If you’re not a habitual over-spender, credit cards can be a great resource to help you build credit while providing an array of perks and benefits.
Here are six ways you can get the best bang for your buck with credit card rewards.
5 tips to maximize credit card rewards
Determine what kind of spender you are
There are three main types of rewards credit cards: cash back, points, and miles. Deciding which is best for you depends on what kind of spender you are.
Cash-back cards are pretty much exactly what they sound like. Card users earn a certain percentage of cash back on every purchase they make. Points cards work similarly, except instead of getting cash back on purchases, you get points, which generally works out to 1 cent = 1 point. Points can typically be redeemed for several things, including gift cards and statement credits.
Airline miles or travel credit cards let you buy flights or pay for a portion of a flight with your “miles.” These are ideal for frequent flyers who want to save money on airfare, hotels, or car rentals.
Don’t carry a balance
When using a credit card, ideally you don’t want to carry a balance so you can avoid paying interest. Plus, if you’re charging purchases just to get rewards but you roll over a balance every month, you’re negating any rewards you earn by paying interest.

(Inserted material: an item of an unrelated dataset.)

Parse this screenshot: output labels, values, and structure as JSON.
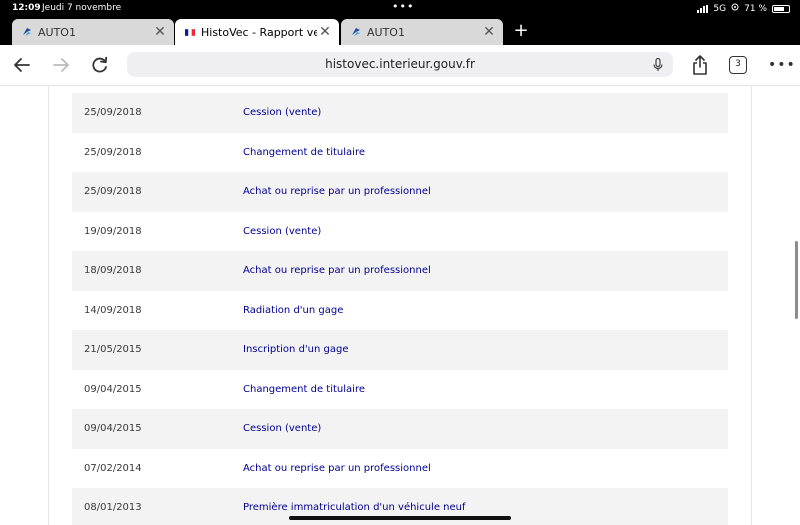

Of course, you can’t always avoid carrying a balance. But high-interest credit cards can quickly build up debt. If you find yourself in credit card debt, you may want to look at debt consolidation loan rates to see if you can get a lower rate and save money on interest.
Get that sign-up bonus
Many rewards credit cards offer significant sign-up bonuses when you spend a certain amount within the first few months of opening your account. These bonuses can be worth several hundred dollars, and if you can hit it with your everyday spending, it won’t require much effort on your part.
If it’s going to be a stretch to reach the bonus threshold, you may want to consider if you’ll need to make a large purchase over the duration of your sign-up bonus period. And if you don’t have any major purchases coming down the pike, you could think about charging your rent on your credit card—assuming you won’t face a ridiculous fee to do so.
Strategize big purchases
Opening a new credit card with a large sign-up bonus shortly before making a big purchase can potentially help you pay for said big purchase, assuming you’re able to open a new rewards credit card. It’s not wise to open several new lines of credit in quick succession as your credit score can take a hit.
Alternatively, if you’re not in a good spot to open a new account, think about which credit card makes sense to put your purchase on—if you have multiple cards, that is. And if you don’t have multiple cards, consider if your card has revolving rewards or lets you choose your highest-earning cash-back category. For instance, if you’re looking to buy a new TV and your cash-back rewards card offers 5% cash back on entertainment this quarter, now’s probably a good time to pull the trigger.
Activate quarterly rewards
The one downside of cards that offer quarterly rewards is that you have to be mindful to activate the rewards every three months. But don’t worry—most cards will send you reminders to activate your rewards. If you don’t, you’ll miss out on that extra boost, which can get you up to 5% on revolving categories. For example, your card might offer 5% cash back on popular online shopping sites like Amazon, Walmart, and Target during Q4—just in time for all your online holiday shopping.
By Casey Musarra
Casey Musarra is a personal finance writer with over a decade of writing experience and a credit score hovering near 800. She has written several hundred articles on topics ranging from taxes to debt-free living. Previous bylines include newsday.com and philly.com.